WEST COVINA — A drive on the San Bernardino Freeway through West Covina is like a drive through El Monte. Or Baldwin Park. Signposts and some neon lights dot the flat vista. Buildings are barely visible through the trees. Only the exit signs distinguish one community from another.
West Covina officials want to change all that and hope that a $180,000 study by a Pasadena planning firm will help them develop a new look that will entice more of the 140,000 motorists who pass by on the freeway each day to stop and spend money.
"We think they ought to feel something special as they enter the city and as they leave the city," said Planning Director Paul Curtis.
But even though the "futuristic look"--complete with high-rise office buildings, hotels, a performing-arts center, small retail businesses and restaurants--is still only a vision in the minds of city planners, some homeowners are already having nightmares.
Assurances that the study is merely a guide--any change is at least five years away--have not allayed the fears of some residents that the projected commercial development might push them out of their homes or increase traffic so much that their neighborhoods would become unsafe.
"Everybody seems like they want to make a Beverly Hills out of West Covina," said Katherine Castucci, who lives about a quarter-mile from the freeway, on South Pima Avenue.
"Maybe people don't want it. I don't want high-rises in my backyard," Castucci said.
She fears that the study will lay the groundwork for city officials to demolish homes to make room for office buildings.
City officials have held a number of community meetings in an effort to ease such fears.
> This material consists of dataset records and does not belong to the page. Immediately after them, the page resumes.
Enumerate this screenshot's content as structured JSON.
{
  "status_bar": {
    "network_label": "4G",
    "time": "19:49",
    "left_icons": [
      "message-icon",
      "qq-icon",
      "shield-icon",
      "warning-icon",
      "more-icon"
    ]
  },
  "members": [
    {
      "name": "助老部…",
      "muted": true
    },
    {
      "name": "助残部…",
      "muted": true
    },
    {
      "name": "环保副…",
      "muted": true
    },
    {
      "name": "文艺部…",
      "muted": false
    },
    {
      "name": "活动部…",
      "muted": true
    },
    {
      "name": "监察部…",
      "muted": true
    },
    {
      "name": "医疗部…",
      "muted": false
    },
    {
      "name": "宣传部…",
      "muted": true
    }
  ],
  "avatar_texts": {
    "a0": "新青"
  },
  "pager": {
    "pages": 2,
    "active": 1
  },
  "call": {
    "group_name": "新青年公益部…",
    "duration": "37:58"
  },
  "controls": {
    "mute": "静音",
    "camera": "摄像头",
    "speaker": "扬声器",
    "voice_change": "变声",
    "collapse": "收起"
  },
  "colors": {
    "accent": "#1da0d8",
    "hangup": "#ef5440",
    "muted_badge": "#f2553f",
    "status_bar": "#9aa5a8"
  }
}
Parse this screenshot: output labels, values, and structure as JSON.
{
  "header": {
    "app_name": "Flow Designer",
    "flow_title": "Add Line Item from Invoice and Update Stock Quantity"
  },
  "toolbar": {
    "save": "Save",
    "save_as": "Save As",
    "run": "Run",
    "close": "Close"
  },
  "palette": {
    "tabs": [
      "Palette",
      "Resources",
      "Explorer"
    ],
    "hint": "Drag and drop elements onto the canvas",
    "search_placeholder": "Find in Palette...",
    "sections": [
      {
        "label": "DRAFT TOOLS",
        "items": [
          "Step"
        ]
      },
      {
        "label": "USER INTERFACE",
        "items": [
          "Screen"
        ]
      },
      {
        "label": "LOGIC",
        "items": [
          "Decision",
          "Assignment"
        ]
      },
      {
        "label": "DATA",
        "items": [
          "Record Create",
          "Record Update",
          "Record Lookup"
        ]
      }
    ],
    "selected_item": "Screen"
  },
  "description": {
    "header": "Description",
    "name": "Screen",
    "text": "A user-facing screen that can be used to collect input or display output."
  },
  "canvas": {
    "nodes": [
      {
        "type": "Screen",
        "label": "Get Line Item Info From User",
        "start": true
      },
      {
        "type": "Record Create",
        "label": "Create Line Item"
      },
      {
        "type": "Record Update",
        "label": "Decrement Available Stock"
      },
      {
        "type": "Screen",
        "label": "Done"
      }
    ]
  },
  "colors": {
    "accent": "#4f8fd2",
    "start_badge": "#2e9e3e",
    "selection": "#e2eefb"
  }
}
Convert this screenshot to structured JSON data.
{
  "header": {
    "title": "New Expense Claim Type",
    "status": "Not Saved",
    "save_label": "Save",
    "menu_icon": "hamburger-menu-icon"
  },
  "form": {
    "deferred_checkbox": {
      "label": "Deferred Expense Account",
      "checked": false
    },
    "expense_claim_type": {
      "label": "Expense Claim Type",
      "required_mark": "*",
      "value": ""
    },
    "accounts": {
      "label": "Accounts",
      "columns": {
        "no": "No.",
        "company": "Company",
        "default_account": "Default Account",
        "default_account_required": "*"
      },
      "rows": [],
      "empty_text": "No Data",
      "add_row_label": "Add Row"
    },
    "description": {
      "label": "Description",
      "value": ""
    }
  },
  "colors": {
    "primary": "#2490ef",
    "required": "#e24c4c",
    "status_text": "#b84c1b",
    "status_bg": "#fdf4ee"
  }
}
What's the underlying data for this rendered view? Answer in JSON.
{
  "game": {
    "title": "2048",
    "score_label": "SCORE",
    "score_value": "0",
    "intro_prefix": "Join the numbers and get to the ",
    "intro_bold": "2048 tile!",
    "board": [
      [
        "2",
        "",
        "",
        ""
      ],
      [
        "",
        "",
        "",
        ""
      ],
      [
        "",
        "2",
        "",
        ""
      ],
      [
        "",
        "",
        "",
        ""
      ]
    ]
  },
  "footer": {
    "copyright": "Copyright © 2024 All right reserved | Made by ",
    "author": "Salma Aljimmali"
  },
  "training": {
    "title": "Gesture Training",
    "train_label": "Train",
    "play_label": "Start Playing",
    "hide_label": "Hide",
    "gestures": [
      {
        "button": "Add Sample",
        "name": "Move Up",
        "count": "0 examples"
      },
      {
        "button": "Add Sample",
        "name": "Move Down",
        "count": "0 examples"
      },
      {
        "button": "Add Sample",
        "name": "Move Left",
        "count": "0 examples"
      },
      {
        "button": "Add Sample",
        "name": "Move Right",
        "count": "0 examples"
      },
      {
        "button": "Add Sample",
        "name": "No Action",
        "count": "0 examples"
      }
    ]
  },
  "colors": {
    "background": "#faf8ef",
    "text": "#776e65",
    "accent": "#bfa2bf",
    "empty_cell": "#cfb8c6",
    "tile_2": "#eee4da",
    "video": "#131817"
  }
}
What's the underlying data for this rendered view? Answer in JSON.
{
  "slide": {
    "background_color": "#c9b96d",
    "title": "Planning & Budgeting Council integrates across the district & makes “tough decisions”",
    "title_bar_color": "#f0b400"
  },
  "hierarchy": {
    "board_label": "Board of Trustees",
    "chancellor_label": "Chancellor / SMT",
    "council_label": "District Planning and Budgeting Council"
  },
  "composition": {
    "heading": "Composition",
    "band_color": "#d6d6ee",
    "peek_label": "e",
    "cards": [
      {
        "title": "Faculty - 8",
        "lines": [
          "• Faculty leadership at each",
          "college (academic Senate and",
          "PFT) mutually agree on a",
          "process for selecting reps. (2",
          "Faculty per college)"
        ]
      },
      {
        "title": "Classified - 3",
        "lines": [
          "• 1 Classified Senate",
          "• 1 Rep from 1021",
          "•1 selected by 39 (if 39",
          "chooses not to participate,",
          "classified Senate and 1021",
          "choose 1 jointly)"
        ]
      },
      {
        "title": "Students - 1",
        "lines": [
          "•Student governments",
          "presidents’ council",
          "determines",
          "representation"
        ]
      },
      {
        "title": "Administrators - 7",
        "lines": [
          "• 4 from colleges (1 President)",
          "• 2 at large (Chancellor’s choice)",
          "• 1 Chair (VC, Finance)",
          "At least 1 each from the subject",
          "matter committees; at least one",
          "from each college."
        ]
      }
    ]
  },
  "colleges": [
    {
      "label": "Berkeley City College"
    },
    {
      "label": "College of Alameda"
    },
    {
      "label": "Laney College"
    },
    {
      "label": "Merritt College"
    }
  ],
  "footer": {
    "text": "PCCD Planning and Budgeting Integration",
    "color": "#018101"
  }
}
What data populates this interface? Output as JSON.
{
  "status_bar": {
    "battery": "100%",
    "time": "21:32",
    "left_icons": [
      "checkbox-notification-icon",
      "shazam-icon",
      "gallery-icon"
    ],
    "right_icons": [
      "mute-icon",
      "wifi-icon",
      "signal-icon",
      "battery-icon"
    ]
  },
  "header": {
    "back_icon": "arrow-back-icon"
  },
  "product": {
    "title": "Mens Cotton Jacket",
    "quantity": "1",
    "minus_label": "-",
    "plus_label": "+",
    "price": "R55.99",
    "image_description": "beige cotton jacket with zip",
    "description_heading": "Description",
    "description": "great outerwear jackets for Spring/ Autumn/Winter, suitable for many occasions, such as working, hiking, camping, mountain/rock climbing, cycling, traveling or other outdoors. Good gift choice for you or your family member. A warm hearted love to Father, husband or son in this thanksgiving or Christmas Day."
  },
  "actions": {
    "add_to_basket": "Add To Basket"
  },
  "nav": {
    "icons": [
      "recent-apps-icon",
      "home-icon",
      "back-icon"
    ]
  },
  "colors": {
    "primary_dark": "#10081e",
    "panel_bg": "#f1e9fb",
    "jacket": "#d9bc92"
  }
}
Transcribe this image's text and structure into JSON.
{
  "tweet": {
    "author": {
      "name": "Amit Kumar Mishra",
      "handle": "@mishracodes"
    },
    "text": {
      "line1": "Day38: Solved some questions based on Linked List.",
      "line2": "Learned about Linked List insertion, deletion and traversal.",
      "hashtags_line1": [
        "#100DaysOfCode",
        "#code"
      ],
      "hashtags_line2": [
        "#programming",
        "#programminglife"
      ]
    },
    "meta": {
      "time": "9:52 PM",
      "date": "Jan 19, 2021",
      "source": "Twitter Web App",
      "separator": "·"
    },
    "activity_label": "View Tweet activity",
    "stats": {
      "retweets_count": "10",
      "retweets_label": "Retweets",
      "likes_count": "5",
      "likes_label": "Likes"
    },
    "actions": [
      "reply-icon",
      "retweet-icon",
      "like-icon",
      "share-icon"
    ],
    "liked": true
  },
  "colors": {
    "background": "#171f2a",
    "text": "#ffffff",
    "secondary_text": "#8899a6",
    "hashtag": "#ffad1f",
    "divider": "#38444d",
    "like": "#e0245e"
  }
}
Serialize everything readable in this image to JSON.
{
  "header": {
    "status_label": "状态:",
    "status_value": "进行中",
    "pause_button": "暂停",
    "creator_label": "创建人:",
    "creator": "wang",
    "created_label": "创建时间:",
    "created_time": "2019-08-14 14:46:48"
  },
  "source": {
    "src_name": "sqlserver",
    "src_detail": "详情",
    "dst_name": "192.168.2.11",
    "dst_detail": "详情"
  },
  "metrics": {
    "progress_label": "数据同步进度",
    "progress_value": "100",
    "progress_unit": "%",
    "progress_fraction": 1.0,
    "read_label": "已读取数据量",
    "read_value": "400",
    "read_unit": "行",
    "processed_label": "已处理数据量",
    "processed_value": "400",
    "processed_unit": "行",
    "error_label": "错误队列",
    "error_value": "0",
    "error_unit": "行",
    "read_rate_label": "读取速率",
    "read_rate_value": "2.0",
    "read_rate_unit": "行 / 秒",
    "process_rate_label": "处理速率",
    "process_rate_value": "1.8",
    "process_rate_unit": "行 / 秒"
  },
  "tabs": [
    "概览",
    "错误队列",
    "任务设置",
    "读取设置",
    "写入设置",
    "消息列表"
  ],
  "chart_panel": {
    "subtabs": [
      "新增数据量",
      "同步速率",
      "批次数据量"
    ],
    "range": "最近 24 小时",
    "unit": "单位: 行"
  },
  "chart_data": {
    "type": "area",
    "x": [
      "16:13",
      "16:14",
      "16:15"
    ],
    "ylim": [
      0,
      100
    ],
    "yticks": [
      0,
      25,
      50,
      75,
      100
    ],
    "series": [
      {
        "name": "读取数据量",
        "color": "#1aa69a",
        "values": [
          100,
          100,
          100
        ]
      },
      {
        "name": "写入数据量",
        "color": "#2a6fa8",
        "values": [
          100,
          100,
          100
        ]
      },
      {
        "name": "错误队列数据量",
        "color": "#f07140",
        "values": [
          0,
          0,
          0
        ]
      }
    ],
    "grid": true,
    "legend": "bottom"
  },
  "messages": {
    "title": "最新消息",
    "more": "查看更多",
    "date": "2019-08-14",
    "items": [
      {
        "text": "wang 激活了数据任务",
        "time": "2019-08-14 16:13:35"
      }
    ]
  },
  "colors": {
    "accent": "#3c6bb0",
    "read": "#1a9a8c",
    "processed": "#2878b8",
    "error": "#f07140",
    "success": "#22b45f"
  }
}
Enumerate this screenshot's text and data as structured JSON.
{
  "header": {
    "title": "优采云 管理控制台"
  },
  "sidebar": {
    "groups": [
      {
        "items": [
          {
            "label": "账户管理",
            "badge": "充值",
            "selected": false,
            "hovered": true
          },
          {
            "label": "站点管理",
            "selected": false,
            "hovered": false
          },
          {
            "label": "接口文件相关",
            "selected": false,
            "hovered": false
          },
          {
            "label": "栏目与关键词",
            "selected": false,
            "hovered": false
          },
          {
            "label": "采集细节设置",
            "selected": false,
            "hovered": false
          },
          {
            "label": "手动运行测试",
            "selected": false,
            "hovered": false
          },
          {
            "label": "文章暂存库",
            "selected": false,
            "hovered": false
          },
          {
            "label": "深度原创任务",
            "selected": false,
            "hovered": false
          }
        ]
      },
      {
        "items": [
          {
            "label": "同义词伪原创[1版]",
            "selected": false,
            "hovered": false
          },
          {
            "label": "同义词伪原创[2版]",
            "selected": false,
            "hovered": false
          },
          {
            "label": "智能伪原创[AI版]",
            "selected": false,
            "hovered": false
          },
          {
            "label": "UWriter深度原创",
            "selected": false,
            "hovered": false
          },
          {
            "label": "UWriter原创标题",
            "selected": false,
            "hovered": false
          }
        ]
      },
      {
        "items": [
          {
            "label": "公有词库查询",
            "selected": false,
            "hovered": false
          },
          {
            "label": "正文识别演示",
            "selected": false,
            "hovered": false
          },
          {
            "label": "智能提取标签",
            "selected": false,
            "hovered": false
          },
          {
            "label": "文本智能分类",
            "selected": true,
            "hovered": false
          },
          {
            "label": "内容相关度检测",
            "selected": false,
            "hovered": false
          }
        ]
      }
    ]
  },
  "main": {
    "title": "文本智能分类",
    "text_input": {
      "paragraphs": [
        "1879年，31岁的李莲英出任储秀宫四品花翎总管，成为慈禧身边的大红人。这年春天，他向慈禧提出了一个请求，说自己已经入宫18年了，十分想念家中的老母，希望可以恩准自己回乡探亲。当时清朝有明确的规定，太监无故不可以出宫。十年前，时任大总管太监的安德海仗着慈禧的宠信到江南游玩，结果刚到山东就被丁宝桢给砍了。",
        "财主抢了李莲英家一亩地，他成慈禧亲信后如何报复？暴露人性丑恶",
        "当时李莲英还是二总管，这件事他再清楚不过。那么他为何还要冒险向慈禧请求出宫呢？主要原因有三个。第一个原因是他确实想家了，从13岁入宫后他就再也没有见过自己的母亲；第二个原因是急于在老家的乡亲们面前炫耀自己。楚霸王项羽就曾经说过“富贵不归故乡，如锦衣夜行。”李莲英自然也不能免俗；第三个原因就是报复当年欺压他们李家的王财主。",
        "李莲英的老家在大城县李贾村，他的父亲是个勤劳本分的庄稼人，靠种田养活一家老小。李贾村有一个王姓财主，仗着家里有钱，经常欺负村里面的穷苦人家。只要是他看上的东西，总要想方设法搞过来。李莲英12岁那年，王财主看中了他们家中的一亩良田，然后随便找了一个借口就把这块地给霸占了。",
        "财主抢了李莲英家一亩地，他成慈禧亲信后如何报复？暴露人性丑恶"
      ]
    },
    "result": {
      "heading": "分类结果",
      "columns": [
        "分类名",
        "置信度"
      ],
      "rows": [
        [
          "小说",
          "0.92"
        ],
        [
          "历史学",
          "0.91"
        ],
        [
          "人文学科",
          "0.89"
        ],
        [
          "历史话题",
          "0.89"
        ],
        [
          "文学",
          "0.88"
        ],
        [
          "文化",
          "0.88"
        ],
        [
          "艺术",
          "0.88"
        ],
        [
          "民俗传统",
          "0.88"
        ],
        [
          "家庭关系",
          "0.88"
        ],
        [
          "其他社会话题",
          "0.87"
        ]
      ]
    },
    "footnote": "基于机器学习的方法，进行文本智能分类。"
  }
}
They emphasize that only one of three proposed alternatives would eliminate any housing, and under that plan, only a few homes would be demolished.
They also point out that there is no plan at present to formally adopt any of the proposals.
City officials are convinced that development of a corridor parallel to the five-mile stretch of freeway from Merced Avenue to Grand Avenue has the greatest potential to generate more tax revenue and that careful and early planning for any new development is essential.
The freeway corridor "will be the salvation of the city in terms of property and sales tax," one council member said at a recent council meeting.
Concentration of Business
About 860, or 70%, of the city's businesses--including those in the central business district and Eastland Shopping Center--lie within the corridor.
Each of the plans has the same basic concept but differs in the number of buildings that would be constructed and where they would be placed. All three plans include suggestions for land use, marketing, traffic flow, landscaping and building designs.
The study also will make recommendations about whether West Covina Parkway should be extended east to ease traffic in the residential areas, or whether the city needs a transportation link, such as a shuttle or monorail, between downtown and the restaurant row on Garvey Avenue north of the freeway.
City officials expect formal public hearings on the study to begin at a Planning Commission meeting Oct. 15, with final recommendations to be forwarded to the City Council by the end of the year.
Not a General Plan
Officials say that the study was undertaken after a number of developers sought information about the potential for building along the freeway.
"We are not changing the (general) plan or zone for anyone's property," Curtis said. "It's not like a general plan. It doesn't mean that it will happen."
"There's no plan to overnight come in and with a wave of a wand replace all existing uses with something else," said Mayor Chester E. Shearer.
"We feel that the freeway corridor is so important that we ought to have a master plan," Shearer said.
Fear for Homes
But Michael Abbondante, who lives about 75 yards from the freeway, on Shamwood Street, said after one of the community meetings that he is not convinced.
"They say right now there's no intention (of taking homes), but they're not putting on a stone tablet that they will not ask us to move," he said.
Phillip Vasquez, who lives about 500 feet from the freeway on Orange Avenue, said he is concerned about parking problems that may result as traffic in the area increases.
As it is, traffic generated by El Dorado College on West Pacific Avenue is causing problems for some residents, including Vasquez.
"I have to get up early in the morning to park the car on the street so I can get out," he said.
Other residents voiced concerns about night-time traffic.
"We don't want restaurants that are open until 2 in the morning and cater to night-time business," said Edna Owen, president of the East Hills Homeowners Assn., who lives within the freeway corridor.
The group currently has about 250 active members and, Owen said, "we're constantly getting requests for additional participation" because people are concerned about the study.